*** Block opens ***

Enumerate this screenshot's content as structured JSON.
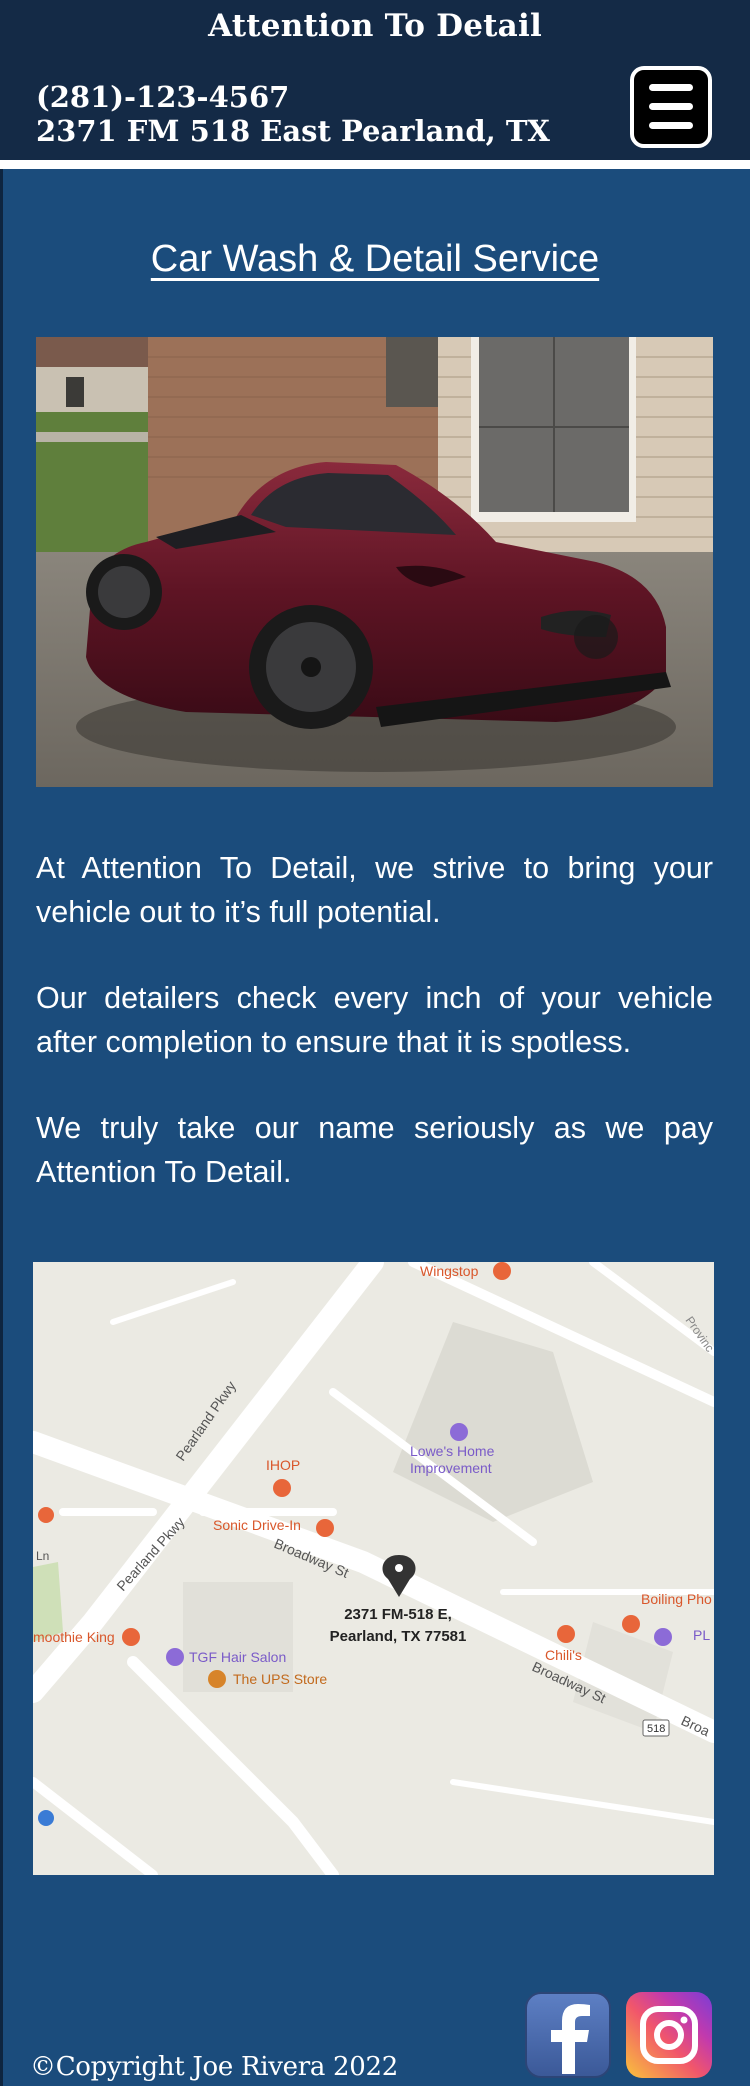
{
  "header": {
    "title": "Attention To Detail",
    "phone": "(281)-123-4567",
    "address": "2371 FM 518 East Pearland, TX"
  },
  "menu": {
    "icon": "hamburger-menu-icon"
  },
  "main": {
    "heading": "Car Wash & Detail Service",
    "paragraphs": [
      "At Attention To Detail, we strive to bring your vehicle out to it’s full potential.",
      "Our detailers check every inch of your vehicle after completion to ensure that it is spotless.",
      "We truly take our name seriously as we pay Attention To Detail."
    ]
  },
  "map": {
    "pin_address_line1": "2371 FM-518 E,",
    "pin_address_line2": "Pearland, TX 77581",
    "places": {
      "wingstop": "Wingstop",
      "lowes_1": "Lowe's Home",
      "lowes_2": "Improvement",
      "ihop": "IHOP",
      "sonic": "Sonic Drive-In",
      "smoothie": "moothie King",
      "tgf": "TGF Hair Salon",
      "ups": "The UPS Store",
      "chilis": "Chili's",
      "boiling": "Boiling Pho",
      "pl": "PL Na",
      "province": "Provinc"
    },
    "streets": {
      "pearland_pkwy_1": "Pearland Pkwy",
      "pearland_pkwy_2": "Pearland Pkwy",
      "broadway_1": "Broadway St",
      "broadway_2": "Broadway St",
      "broadway_3": "Broa",
      "ln": "Ln",
      "route": "518"
    }
  },
  "footer": {
    "copyright": "©Copyright Joe Rivera 2022",
    "social": [
      "facebook-icon",
      "instagram-icon"
    ]
  },
  "colors": {
    "page_bg": "#1b4c7c",
    "header_bg": "#142a46",
    "text": "#ffffff"
  }
}
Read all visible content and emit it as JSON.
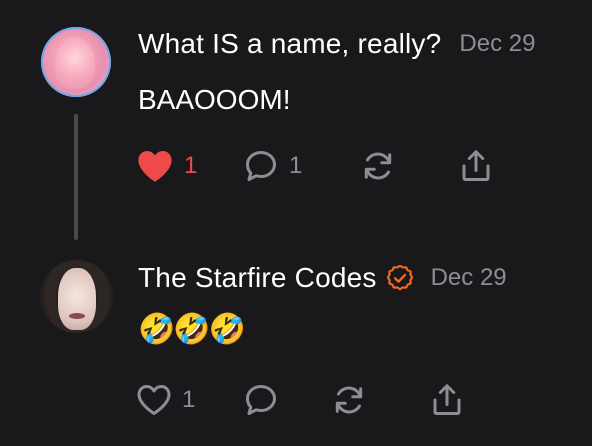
{
  "comments": [
    {
      "author": "What IS a name, really?",
      "date": "Dec 29",
      "body": "BAAOOOM!",
      "likes": "1",
      "liked": true,
      "replies": "1"
    },
    {
      "author": "The Starfire Codes",
      "date": "Dec 29",
      "body": "🤣🤣🤣",
      "verified": true,
      "likes": "1",
      "liked": false,
      "replies": ""
    }
  ],
  "colors": {
    "background": "#19191b",
    "text": "#ffffff",
    "muted": "#8d8d92",
    "like_active": "#f0494a",
    "verified_badge": "#f26c1d",
    "thread_line": "#4a4a4d"
  },
  "icons": {
    "like": "heart-icon",
    "reply": "speech-bubble-icon",
    "restack": "refresh-icon",
    "share": "share-upload-icon"
  }
}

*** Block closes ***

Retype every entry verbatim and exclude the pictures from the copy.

Solution for this task -
Enumerate this screenshot's content as structured JSON.
{
  "header": {
    "title": "Attention To Detail",
    "phone": "(281)-123-4567",
    "address": "2371 FM 518 East Pearland, TX"
  },
  "menu": {
    "icon": "hamburger-menu-icon"
  },
  "main": {
    "heading": "Car Wash & Detail Service",
    "paragraphs": [
      "At Attention To Detail, we strive to bring your vehicle out to it’s full potential.",
      "Our detailers check every inch of your vehicle after completion to ensure that it is spotless.",
      "We truly take our name seriously as we pay Attention To Detail."
    ]
  },
  "map": {
    "pin_address_line1": "2371 FM-518 E,",
    "pin_address_line2": "Pearland, TX 77581",
    "places": {
      "wingstop": "Wingstop",
      "lowes_1": "Lowe's Home",
      "lowes_2": "Improvement",
      "ihop": "IHOP",
      "sonic": "Sonic Drive-In",
      "smoothie": "moothie King",
      "tgf": "TGF Hair Salon",
      "ups": "The UPS Store",
      "chilis": "Chili's",
      "boiling": "Boiling Pho",
      "pl": "PL Na",
      "province": "Provinc"
    },
    "streets": {
      "pearland_pkwy_1": "Pearland Pkwy",
      "pearland_pkwy_2": "Pearland Pkwy",
      "broadway_1": "Broadway St",
      "broadway_2": "Broadway St",
      "broadway_3": "Broa",
      "ln": "Ln",
      "route": "518"
    }
  },
  "footer": {
    "copyright": "©Copyright Joe Rivera 2022",
    "social": [
      "facebook-icon",
      "instagram-icon"
    ]
  },
  "colors": {
    "page_bg": "#1b4c7c",
    "header_bg": "#142a46",
    "text": "#ffffff"
  }
}
Read all visible content and emit it as JSON.
{
  "comments": [
    {
      "author": "What IS a name, really?",
      "date": "Dec 29",
      "body": "BAAOOOM!",
      "likes": "1",
      "liked": true,
      "replies": "1"
    },
    {
      "author": "The Starfire Codes",
      "date": "Dec 29",
      "body": "🤣🤣🤣",
      "verified": true,
      "likes": "1",
      "liked": false,
      "replies": ""
    }
  ],
  "colors": {
    "background": "#19191b",
    "text": "#ffffff",
    "muted": "#8d8d92",
    "like_active": "#f0494a",
    "verified_badge": "#f26c1d",
    "thread_line": "#4a4a4d"
  },
  "icons": {
    "like": "heart-icon",
    "reply": "speech-bubble-icon",
    "restack": "refresh-icon",
    "share": "share-upload-icon"
  }
}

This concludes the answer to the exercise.